An advance directive allows a person to appoint a surrogate (a health-care power of attorney) to make health-care decisions on their behalf in the event they are unable to do so. It will also provide instructions or guidance concerning end-of-life care.
This document goes by different names in different states, including living will and health-care power of attorney, but the intention is always the same.
By contrast, a POLST is a two-sided, bright pink portable medical order that’s specifies treatments a person wishes to receive in emergent and incapacitating situations.
A POLST is appropriate for those with significant illness, frailty or nearing end-of-life. They also are important in emergent situations, which is why some adults undergoing elective surgery are asked to complete one prior to the date of surgery. POLST forms also accompany patients being transported from one venue of care to another, such as from an acute hospital to a skilled nursing facility.

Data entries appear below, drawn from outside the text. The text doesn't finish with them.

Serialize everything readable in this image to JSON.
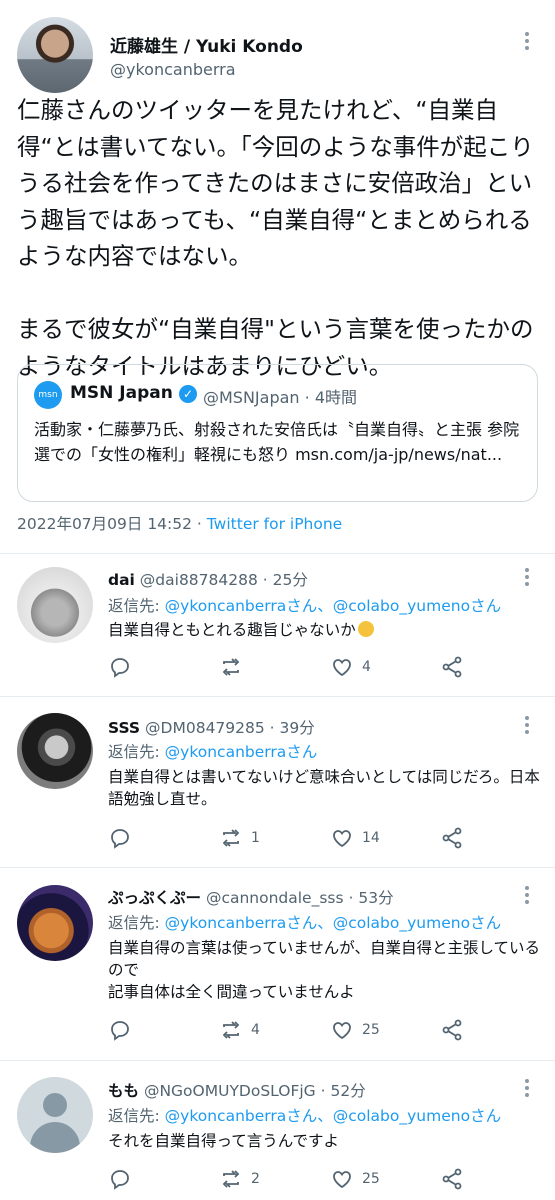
{
  "main_tweet": {
    "author_name": "近藤雄生 / Yuki Kondo",
    "author_handle": "@ykoncanberra",
    "text": "仁藤さんのツイッターを見たけれど、“自業自得“とは書いてない。「今回のような事件が起こりうる社会を作ってきたのはまさに安倍政治」という趣旨ではあっても、“自業自得“とまとめられるような内容ではない。\n\nまるで彼女が“自業自得\"という言葉を使ったかのようなタイトルはあまりにひどい。",
    "quoted": {
      "avatar_label": "msn",
      "author_name": "MSN Japan",
      "meta": "@MSNJapan · 4時間",
      "text": "活動家・仁藤夢乃氏、射殺された安倍氏は〝自業自得〟と主張 参院選での「女性の権利」軽視にも怒り msn.com/ja-jp/news/nat..."
    },
    "timestamp": "2022年07月09日 14:52 · ",
    "source": "Twitter for iPhone"
  },
  "replies": [
    {
      "name": "dai",
      "meta": " @dai88784288 · 25分",
      "reply_to_prefix": "返信先: ",
      "reply_to_users": "@ykoncanberraさん、@colabo_yumenoさん",
      "text": "自業自得ともとれる趣旨じゃないか",
      "retweets": "",
      "likes": "4"
    },
    {
      "name": "SSS",
      "meta": " @DM08479285 · 39分",
      "reply_to_prefix": "返信先: ",
      "reply_to_users": "@ykoncanberraさん",
      "text": "自業自得とは書いてないけど意味合いとしては同じだろ。日本語勉強し直せ。",
      "retweets": "1",
      "likes": "14"
    },
    {
      "name": "ぷっぷくぷー",
      "meta": " @cannondale_sss · 53分",
      "reply_to_prefix": "返信先: ",
      "reply_to_users": "@ykoncanberraさん、@colabo_yumenoさん",
      "text": "自業自得の言葉は使っていませんが、自業自得と主張しているので\n記事自体は全く間違っていませんよ",
      "retweets": "4",
      "likes": "25"
    },
    {
      "name": "もも",
      "meta": " @NGoOMUYDoSLOFjG · 52分",
      "reply_to_prefix": "返信先: ",
      "reply_to_users": "@ykoncanberraさん、@colabo_yumenoさん",
      "text": "それを自業自得って言うんですよ",
      "retweets": "2",
      "likes": "25"
    }
  ],
  "colors": {
    "link": "#1d9bf0",
    "secondary_text": "#536471",
    "primary_text": "#0f1419",
    "divider": "#e6ecf0"
  },
  "icons": [
    "reply-icon",
    "retweet-icon",
    "like-icon",
    "share-icon",
    "more-options-icon",
    "verified-badge-icon"
  ]
}
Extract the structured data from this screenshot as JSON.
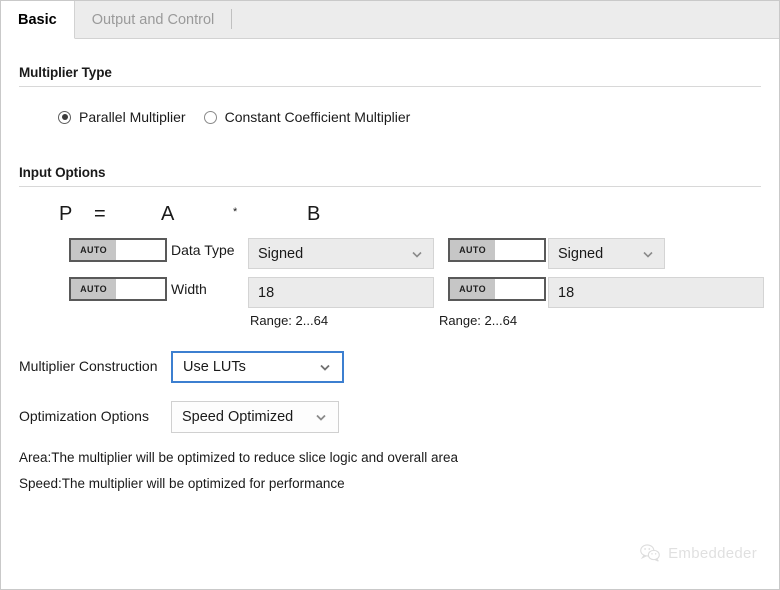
{
  "window": {
    "tabs": [
      {
        "label": "Basic",
        "active": true
      },
      {
        "label": "Output and Control",
        "active": false
      }
    ]
  },
  "multiplier_type": {
    "section_title": "Multiplier Type",
    "options": [
      {
        "label": "Parallel Multiplier",
        "selected": true
      },
      {
        "label": "Constant Coefficient Multiplier",
        "selected": false
      }
    ]
  },
  "input_options": {
    "section_title": "Input Options",
    "formula": {
      "product": "P",
      "equals": "=",
      "operand_a": "A",
      "operator": "*",
      "operand_b": "B"
    },
    "rows": [
      {
        "label": "Data Type",
        "auto_label": "AUTO",
        "a_value": "Signed",
        "b_value": "Signed",
        "control": "dropdown"
      },
      {
        "label": "Width",
        "auto_label": "AUTO",
        "a_value": "18",
        "b_value": "18",
        "control": "text"
      }
    ],
    "range_a": "Range: 2...64",
    "range_b": "Range: 2...64"
  },
  "construction": {
    "label": "Multiplier Construction",
    "value": "Use LUTs"
  },
  "optimization": {
    "label": "Optimization Options",
    "value": "Speed Optimized",
    "description_area": "Area:The multiplier will be optimized to reduce slice logic and overall area",
    "description_speed": "Speed:The multiplier will be optimized for performance"
  },
  "watermark": {
    "text": "Embeddeder",
    "icon": "wechat-icon"
  },
  "colors": {
    "focus_border": "#3c7fd0",
    "tab_strip_bg": "#ececec",
    "field_bg": "#ebebeb",
    "toggle_on_bg": "#c6c6c6"
  }
}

There is a fair amount of detail to a POLST form, but it begins with the most significant choice: attempt resuscitation/CPR or Do Not Resuscitate (DNR). This is the definition of one’s code status.
From there, the form specifies three levels of medical intervention: full treatment, selective treatment or comfort-focused treatment.
Full treatment has the goal of prolonging life by all effective means.
Selective treatment seeks to avoid “burdensome measures” and shifts the focus to comfort. Selective treatment includes IV fluids and medications but avoids aggressive resuscitation, intubation and/or placement in an Intensive Care Unit (ICU). In general, those opting for selective treatment do not wish to be transferred to an acute-care hospital unless comfort needs cannot be met at home.
Comfort-focused treatment is thoroughly focused on preventing pain and suffering at home. Those on comfort care are only transferred if comfort needs cannot be met at one’s residence.
Printed on bright pink paper, the form itself is clear and concise. It allows emergency responders to understand at a glance the wishes of the person they have come to help.
Completing an advance directive is recommended for every adult to ensure that there is someone in place ready and willing to speak up and carry out one’s wishes. Without an advance directive, hospital personnel follow a hierarchy of relationships to determine a decision-maker. For a married adult, the spouse is generally the first person, followed by children and/or parents and moving through other relatives and friends. The process can be quite challenging and may end with appointment of an individual without a close relationship to the patient or a clear understanding of their wishes.
Although most healthy individuals do not relish the thought of grappling with an advance directive and its difficult implications, it is worth working through the discomfort. Palliative care clinicians report numerous instances of adult children stepping into the role of decision-maker for a suddenly incapacitated parent with no clear understanding of the parent’s wishes and, more importantly, at what point to consider stopping lifesaving interventions.
The Western medical system is thoroughly focused on saving and maintaining life and is capable of tremendous heroics. It is, however, every person’s right to determine how much heroics one would choose to receive. If we do not clearly specify our wishes, we leave it to someone else to carry the burden of making unimaginably difficult choices for us. The pain of this experience may haunt our loved ones for the rest of their lives.
“One of the greatest gifts we can give to those who love us and will probably outlive us is our unambiguous, clearly stated wishes in an advance directive,” says a palliative care RN with whom I spoke for this piece. “It prevents potentially years of guilt and second-guessing, which no one wants to leave as a legacy.”
Nathalie Raven Archangel-Montijo holds a rather interesting array of degrees and certifications, including master’s in nursing and traditional Chinese medicine (TCM). She has post-master certification as an adult geriatric primary care nurse practitioner (AGPCNP) and a license to practice acupuncture in California (L.Ac). To round all that out, she is certified in infection prevention and control (CIC) and as an advanced certified Hospice and palliative care nurse (ACHPN).
She also performs in the outlaw country band, Nineteen Hand Horse.